TAA was an easier decision at right-back. He and Robertson combined to make bigger offensive contributions than any other defensive duo in this tournament. They did that without any drop-off on their own end. For that, they’ll go down as two of the biggest heroes of this run. The Liverpool native also came up with one of the most memorable plays of the year. Everyone will remember the carelessness by Barcelona that allowed it to happen, but TAA’s feed to Divock Origi for the semifinal-winner in the 79th was perfect and should not be forgotten.
Midfield: Frenkie de Jong (Ajax), Lucas Moura (Tottenham), Hakim Ziyech (Ajax)

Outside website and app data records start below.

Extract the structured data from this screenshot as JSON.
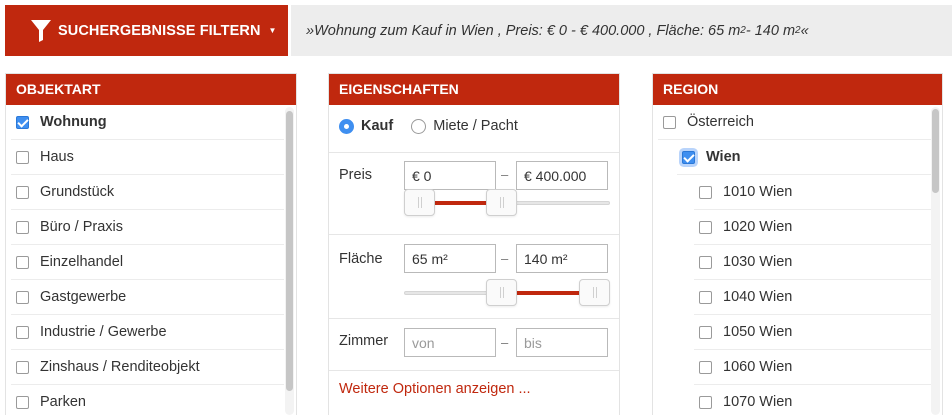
{
  "topbar": {
    "filter_button_label": "SUCHERGEBNISSE FILTERN",
    "summary_prefix": "»Wohnung zum Kauf in Wien , Preis: € 0 - € 400.000 , Fläche: 65 m",
    "summary_mid": " - 140 m",
    "summary_suffix": "«",
    "sup": "2"
  },
  "objektart": {
    "title": "OBJEKTART",
    "items": [
      {
        "label": "Wohnung",
        "checked": true
      },
      {
        "label": "Haus",
        "checked": false
      },
      {
        "label": "Grundstück",
        "checked": false
      },
      {
        "label": "Büro / Praxis",
        "checked": false
      },
      {
        "label": "Einzelhandel",
        "checked": false
      },
      {
        "label": "Gastgewerbe",
        "checked": false
      },
      {
        "label": "Industrie / Gewerbe",
        "checked": false
      },
      {
        "label": "Zinshaus / Renditeobjekt",
        "checked": false
      },
      {
        "label": "Parken",
        "checked": false
      }
    ]
  },
  "eigenschaften": {
    "title": "EIGENSCHAFTEN",
    "radio_kauf": "Kauf",
    "radio_miete": "Miete / Pacht",
    "selected": "Kauf",
    "preis": {
      "label": "Preis",
      "min": "€ 0",
      "max": "€ 400.000",
      "dash": "–",
      "range_fraction": [
        0.0,
        0.47
      ]
    },
    "flaeche": {
      "label": "Fläche",
      "min": "65 m²",
      "max": "140 m²",
      "dash": "–",
      "range_fraction": [
        0.47,
        1.0
      ]
    },
    "zimmer": {
      "label": "Zimmer",
      "min_placeholder": "von",
      "max_placeholder": "bis",
      "dash": "–"
    },
    "more_link": "Weitere Optionen anzeigen ..."
  },
  "region": {
    "title": "REGION",
    "items": [
      {
        "label": "Österreich",
        "checked": false,
        "level": 0
      },
      {
        "label": "Wien",
        "checked": true,
        "level": 1
      },
      {
        "label": "1010 Wien",
        "checked": false,
        "level": 2
      },
      {
        "label": "1020 Wien",
        "checked": false,
        "level": 2
      },
      {
        "label": "1030 Wien",
        "checked": false,
        "level": 2
      },
      {
        "label": "1040 Wien",
        "checked": false,
        "level": 2
      },
      {
        "label": "1050 Wien",
        "checked": false,
        "level": 2
      },
      {
        "label": "1060 Wien",
        "checked": false,
        "level": 2
      },
      {
        "label": "1070 Wien",
        "checked": false,
        "level": 2
      }
    ]
  },
  "colors": {
    "accent": "#c0280e",
    "checkbox_blue": "#3f8ff0",
    "summary_bg": "#ededed"
  },
  "icons": {
    "filter": "funnel-icon",
    "dropdown": "caret-down-icon"
  }
}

De Jong was among the easiest decisions. No midfielder was more consistently impressive throughout the tournament. His versatility and ability to cover the entire field were evident against RM, Juve and Tottenham. Despite how young and unknown most of the Ajax roster was before the UCL, it was hard to consider the Dutch club a “scrappy underdog” after watching de Jong and de Ligt for a game or two, regardless of their age.
I’m going to allow one burst of brilliance to completely sway me on Lucas Moura. His one-half hat trick, including one of the most incredible game-winners you’ll ever see not just in a Leg 2 semifinal–but anywhere ever– gives him a spot here.
His team was dead in the water and had been dominated for three halves before he took over and stunned Ajax. Other than CR7 in Leg 2 of the round of 16 vs. Atleti, no player singlehandedly influenced a result more than Moura, who became an improbable Spurs legend.
We’ll round out the midfield with the player who was the most fun to watch. Hakim Ziyech’s swagger stood out, even on a team full of players with no shortage of confidence. His talent and speed justified his daring approach, as he made opposing fans hold their breath every time he got the ball.
In addition to his goals against RM (one in each leg) and vs. Spurs in Leg 2 of the semis, he also tallied assists vs. Juve and Tottenham. And it wasn’t just the eye test or the goals: Only two players in the WhoScored UCL XI (Lionel Messi and Raheem Sterling) finished the tournament with a higher rating than Ziyech’s 7.7. Here’s to hoping we haven’t seen the last of him in Amsterdam.
Forwards: Messi (Barcelona), Sterling (Manchester City), Son Heung-min (Spurs)
There were plenty of choices here, but Lionel Messi’s ridiculous production – 12 goals and three assists – made him an indisputable pick.
The fact his team failed to reach the semifinals with the most talented roster in Europe is the reason Raheem Sterling is the lone Manchester City representative. They couldn’t be left off altogether, though, and Sterling (five goals, two assists) struck me as the best pick. He was tremendous against Tottenham in a losing effort in Leg 2 of the quarters, scoring twice. In most years, that game would have been the most incredible one of the tournament, but Liverpool and Tottenham had other ideas in the semis.
Sticking with that game, the last spot goes to Son Heung-min, who carried his team time and again – domestically and in Europe – when Harry Kane was unavailable this season.
His goal in Leg 1 of the quarterfinals vs. Manchester City came on one of the best individual efforts of the UCL, and he came up huge again in Leg 2 of that match-up, scoring twice. Though he was quiet in the semis and final, more than one player from the runners-up had to get some recognition here, and Son was Spurs’ Champions League MVP.
Manager: Mauricio Pochettino (Tottenham)
Though the logical pick might be Jurgen Klopp, I’ll go against the grain and give the nod to Pochettino. It’s hard to imagine any other coach leading his players to the finals considering the obstacles they faced (did I mention they had to knock off Manchester City??) and how shorthanded they were. It’s also hard to blame him for the loss in the final after the way that game played out.
In the end, a tough break in the opening minutes and a significant talent shortage compared to Liverpool denied his team a trophy, but Pochettino nevertheless deserves a ton of credit.